The election for the largely ceremonial post, which falls on the 60th anniversary of the creation of Germany's democratic constitution, is decided by a secret ballot of 1,224 parliamentarians and other public figures belonging to the so-called Federal Assembly.
Köhler, a member of Chancellor Angela Merkel's conservative Christian Democrats, is considered a dependable and likeable president who has her backing for a second term despite ruffling feathers with occasional broadsides against the political class.
The 66-year-old former head of the International Monetary Fund will likely get another five years in office, but there is ample room for an upset that would reflect badly on Merkel.
There are two other candidates, the most dangerous of whom is the centre-left Social Democrat Party's (SPD) Gesine Schwan.
“Köhler has a small advantage but it is not yet sewn up,” political scientist Jürgen Falter at the Johannes Gutenberg University in Mainz told news agency AFP. “It would be an enormous signal if Gesine Schwan were to win.
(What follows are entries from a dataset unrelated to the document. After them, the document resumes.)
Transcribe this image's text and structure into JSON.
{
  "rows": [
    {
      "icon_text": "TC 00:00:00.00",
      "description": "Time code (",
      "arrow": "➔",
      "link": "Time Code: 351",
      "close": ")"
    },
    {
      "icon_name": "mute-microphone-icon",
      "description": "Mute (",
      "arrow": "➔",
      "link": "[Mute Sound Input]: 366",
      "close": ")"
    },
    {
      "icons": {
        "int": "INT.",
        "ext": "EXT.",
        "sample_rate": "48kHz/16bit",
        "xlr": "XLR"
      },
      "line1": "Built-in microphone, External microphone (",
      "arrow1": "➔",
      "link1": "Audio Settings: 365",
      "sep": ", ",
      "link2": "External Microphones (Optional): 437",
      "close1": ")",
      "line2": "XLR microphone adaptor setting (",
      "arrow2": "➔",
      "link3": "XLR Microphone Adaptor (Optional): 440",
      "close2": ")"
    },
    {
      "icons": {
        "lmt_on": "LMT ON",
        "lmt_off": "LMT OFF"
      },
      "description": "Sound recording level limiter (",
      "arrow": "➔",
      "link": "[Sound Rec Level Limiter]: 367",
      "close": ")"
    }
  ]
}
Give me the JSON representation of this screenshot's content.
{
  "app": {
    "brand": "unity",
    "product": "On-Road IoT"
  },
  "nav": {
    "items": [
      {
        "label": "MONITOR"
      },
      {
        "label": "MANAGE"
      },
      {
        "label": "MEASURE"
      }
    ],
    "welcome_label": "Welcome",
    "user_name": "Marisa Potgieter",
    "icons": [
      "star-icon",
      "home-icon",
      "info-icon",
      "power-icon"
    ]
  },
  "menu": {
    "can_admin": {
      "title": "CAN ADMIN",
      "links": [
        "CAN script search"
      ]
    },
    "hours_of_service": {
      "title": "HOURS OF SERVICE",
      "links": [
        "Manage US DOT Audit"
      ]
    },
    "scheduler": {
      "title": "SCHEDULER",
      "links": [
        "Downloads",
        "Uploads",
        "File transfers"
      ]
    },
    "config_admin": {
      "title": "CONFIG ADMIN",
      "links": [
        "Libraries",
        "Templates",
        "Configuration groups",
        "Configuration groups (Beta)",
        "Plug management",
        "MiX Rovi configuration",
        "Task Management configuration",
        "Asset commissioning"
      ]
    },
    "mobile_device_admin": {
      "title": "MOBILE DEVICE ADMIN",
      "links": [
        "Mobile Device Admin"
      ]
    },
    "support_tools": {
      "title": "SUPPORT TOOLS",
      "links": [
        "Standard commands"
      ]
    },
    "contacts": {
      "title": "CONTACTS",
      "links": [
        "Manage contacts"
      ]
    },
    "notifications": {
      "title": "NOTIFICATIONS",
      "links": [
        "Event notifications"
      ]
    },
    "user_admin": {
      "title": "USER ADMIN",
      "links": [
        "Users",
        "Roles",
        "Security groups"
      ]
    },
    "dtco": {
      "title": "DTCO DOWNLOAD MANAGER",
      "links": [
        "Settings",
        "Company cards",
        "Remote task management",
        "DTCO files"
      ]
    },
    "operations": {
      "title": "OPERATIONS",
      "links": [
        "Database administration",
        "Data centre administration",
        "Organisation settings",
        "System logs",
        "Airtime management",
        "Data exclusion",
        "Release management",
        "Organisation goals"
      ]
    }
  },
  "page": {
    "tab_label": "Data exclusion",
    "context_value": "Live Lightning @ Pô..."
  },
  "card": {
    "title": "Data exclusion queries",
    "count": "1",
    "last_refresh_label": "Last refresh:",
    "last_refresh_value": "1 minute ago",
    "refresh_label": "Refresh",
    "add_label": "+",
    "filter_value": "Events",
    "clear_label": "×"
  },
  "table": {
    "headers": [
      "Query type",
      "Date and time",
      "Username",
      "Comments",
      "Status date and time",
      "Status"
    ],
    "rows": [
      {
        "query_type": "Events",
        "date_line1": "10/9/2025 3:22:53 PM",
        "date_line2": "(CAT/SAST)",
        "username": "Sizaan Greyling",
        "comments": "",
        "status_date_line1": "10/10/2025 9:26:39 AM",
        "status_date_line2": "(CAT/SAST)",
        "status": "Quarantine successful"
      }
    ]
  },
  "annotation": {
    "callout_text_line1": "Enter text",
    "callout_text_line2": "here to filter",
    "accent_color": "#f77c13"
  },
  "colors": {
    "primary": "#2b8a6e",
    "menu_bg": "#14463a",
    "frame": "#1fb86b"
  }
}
It would boost the SPD and the end-goal here is the general election.”
But critics – some within her own party – say Schwan's chances are shrinking after comments she made to daily Bild claiming that former East Germany (GDR) was not an unjust state.
“There is no doubt: the GDR was a dictatorship and an unjust state,” SPD parliamentarian Ernst Bahr told Bild on Wednesday. “I will make my opinion clear to Frau Schwan.”
Hubert Aiwanger, head of the Free Voters, an association of unaffiliated voters, distanced his group from Schwan due to her comments.
“The GDR sentiments disqualify Schwan for the post,” he told the paper. “The position of our ten voters for Köhler is now clear.”
Peter Sodann, a former TV cop on the popular TV series Tatort is the hard-line socialist Left party's candidate, but he stands to get less than five percent of the vote on Saturday.